This fall’s new ban on freshman rush has proven difficult to adjust to among fraternities, according to Greek leaders.

Greek organizations have had to adjust their rush plans in light of a policy announced last March that prohibits freshmen from joining fraternities and sororities during first semester. While some fraternities — the only Greek organizations that typically hold fall rush — are considering cancelling their rush periods altogether, most are planning to induct a smaller rush group of sophomores and juniors to keep membership at a sustainable level.

Fraternity leaders said the specifics of the new policy are still unclear, and that they are waiting to see how the regulation will be implemented during its initial year before making final decisions about how to hold rush.

“It’s not clear, I think everybody’s playing it by ear a little bit and everybody’s making certain assumptions and we’ll see whether or not they prove to be valid,” said Daniel Tay ’14, president of the Alpha Epsilon Pi fraternity.

According to the Undergraduate Regulations, all fraternities and sororities holding rush events must submit a “rush plan” to the Yale College Dean’s Office. Out of five Yale fraternities interviewed, only AEPi has submitted a rush plan.

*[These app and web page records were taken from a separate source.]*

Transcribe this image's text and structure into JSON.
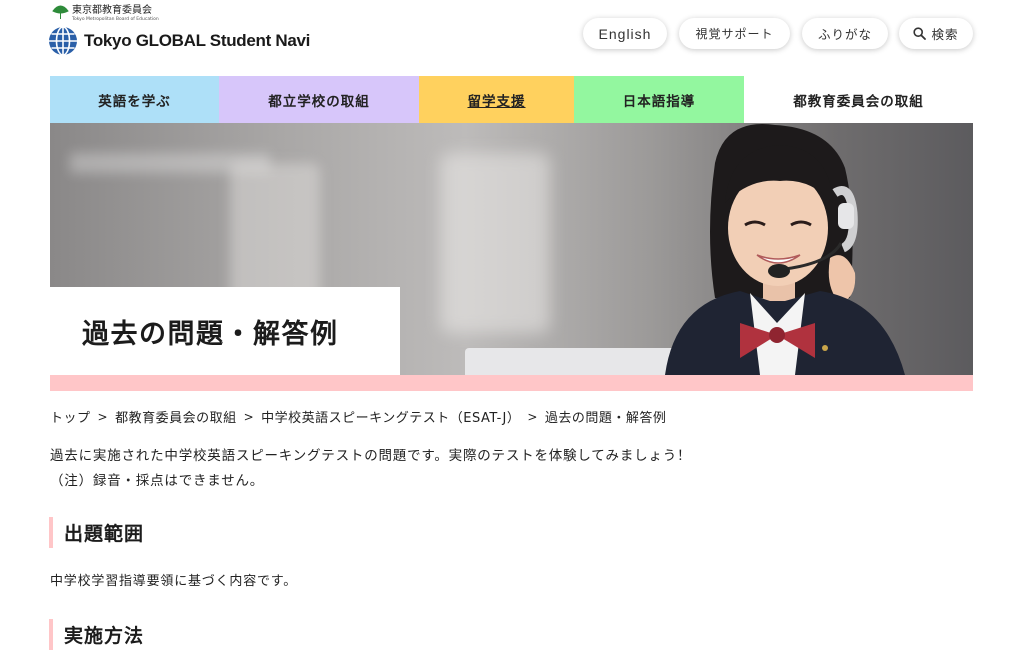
{
  "header": {
    "org_name": "東京都教育委員会",
    "org_name_en": "Tokyo Metropolitan Board of Education",
    "site_name": "Tokyo GLOBAL Student Navi",
    "utility": {
      "english": "English",
      "visual_support": "視覚サポート",
      "furigana": "ふりがな",
      "search": "検索"
    }
  },
  "nav": [
    {
      "label": "英語を学ぶ",
      "color": "#aee0f8"
    },
    {
      "label": "都立学校の取組",
      "color": "#d7c6fa"
    },
    {
      "label": "留学支援",
      "color": "#ffd15e"
    },
    {
      "label": "日本語指導",
      "color": "#93f79f"
    },
    {
      "label": "都教育委員会の取組",
      "color": "#ffffff"
    }
  ],
  "hero": {
    "title": "過去の問題・解答例"
  },
  "breadcrumb": [
    "トップ",
    "都教育委員会の取組",
    "中学校英語スピーキングテスト（ESAT-J）",
    "過去の問題・解答例"
  ],
  "breadcrumb_separator": ">",
  "lead": {
    "line1": "過去に実施された中学校英語スピーキングテストの問題です。実際のテストを体験してみましょう！",
    "line2": "（注）録音・採点はできません。"
  },
  "sections": [
    {
      "heading": "出題範囲",
      "text": "中学校学習指導要領に基づく内容です。"
    },
    {
      "heading": "実施方法"
    }
  ],
  "colors": {
    "accent_pink": "#ffc6c8"
  }
}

John Meeske, associate dean of student organizations and physical resources, did not respond to requests for comment about how many Greek organizations had filed rush plans with the Dean’s Office, or whether that part of the new policy would be enforced. He said earlier that administrators have no plans to meet with Greek organizations to discuss further implementation of and adjustment to the fall rush ban. Last spring, Meeske and other administrators, including Dean of Student Affairs Marichal Gentry, met with Greek leaders on a weekly basis to develop the specifics of the fall rush ban.

Zeta Psi fraternity president Cameron Sandquist ’14, Sigma Nu fraternity president Tommy Racheford ’14 and Alpha Delta Pi fraternity president Cooper Godfrey ’14 said their fraternities have had difficulty adjusting to the new policy because they are composed almost entirely of varsity athletes, whose schedules they must accommodate.

Sandquist said his fraternity is “still trying to find out the rules” and has not yet found a solution to the fall rush ban. He suspects that Zeta will only hold one rush period in the spring and cancel it this fall.

ADPhi is in a similar situation. With roughly 70 percent of its membership coming from the varsity lacrosse team, the fraternity is almost entirely restricted from holding a spring rush, when lacrosse is in season. Godfrey said fraternity members are considering cancelling rush this year altogether, and limiting rush to sophomores in the 2013-’14 academic year. But he added that fraternity leaders are also considering allowing sophomores to rush this fall because of financial constraints.

“The house doesn’t run if you don’t have a certain number of people contributing to the budget,” Godfrey said. “And we want to contribute to having a presence on campus, and you do that by going out and seeking new members and meeting kids you can bond with.”

Billy Fowkes ’14, president of the Sigma Alpha Epsilon fraternity, said his fraternity is holding similar rush events as it has in past years, but making sure that freshmen do not attend.

Tay said AEPi plans to hold fall rush for only sophomores and juniors instead of cancelling it altogether. Because the chapter is relatively small, he said, adding more members to the fraternity gives it “certain energy.” He noted that AEPi’s pledge class traditionally includes several upperclassmen in addition to freshmen.

While AEPi has not had to cancel any rush events, Tay said the fraternity has added some programming to increase outreach for sophomores who may not have initially considered rushing. He said the ban on freshman rush in the fall has been difficult because first-semester freshmen are most likely to join a new extracurricular, adding that AEPi will have to adjust its recruiting strategy to appeal to students more familiar with Yale life than the average first-semester freshman.

“When you speak to freshmen in the fall, it’s about how you cultivate a life here and build in a support network and showing them how it’s a valid extracurricular activity,” he said. “The way in which that changes is going to become more apparent as the semester goes on, because they’ll have done that for themselves.”

The freshman fall rush ban came from a recommendation made by the Committee on Hazing and Initiations in spring 2011.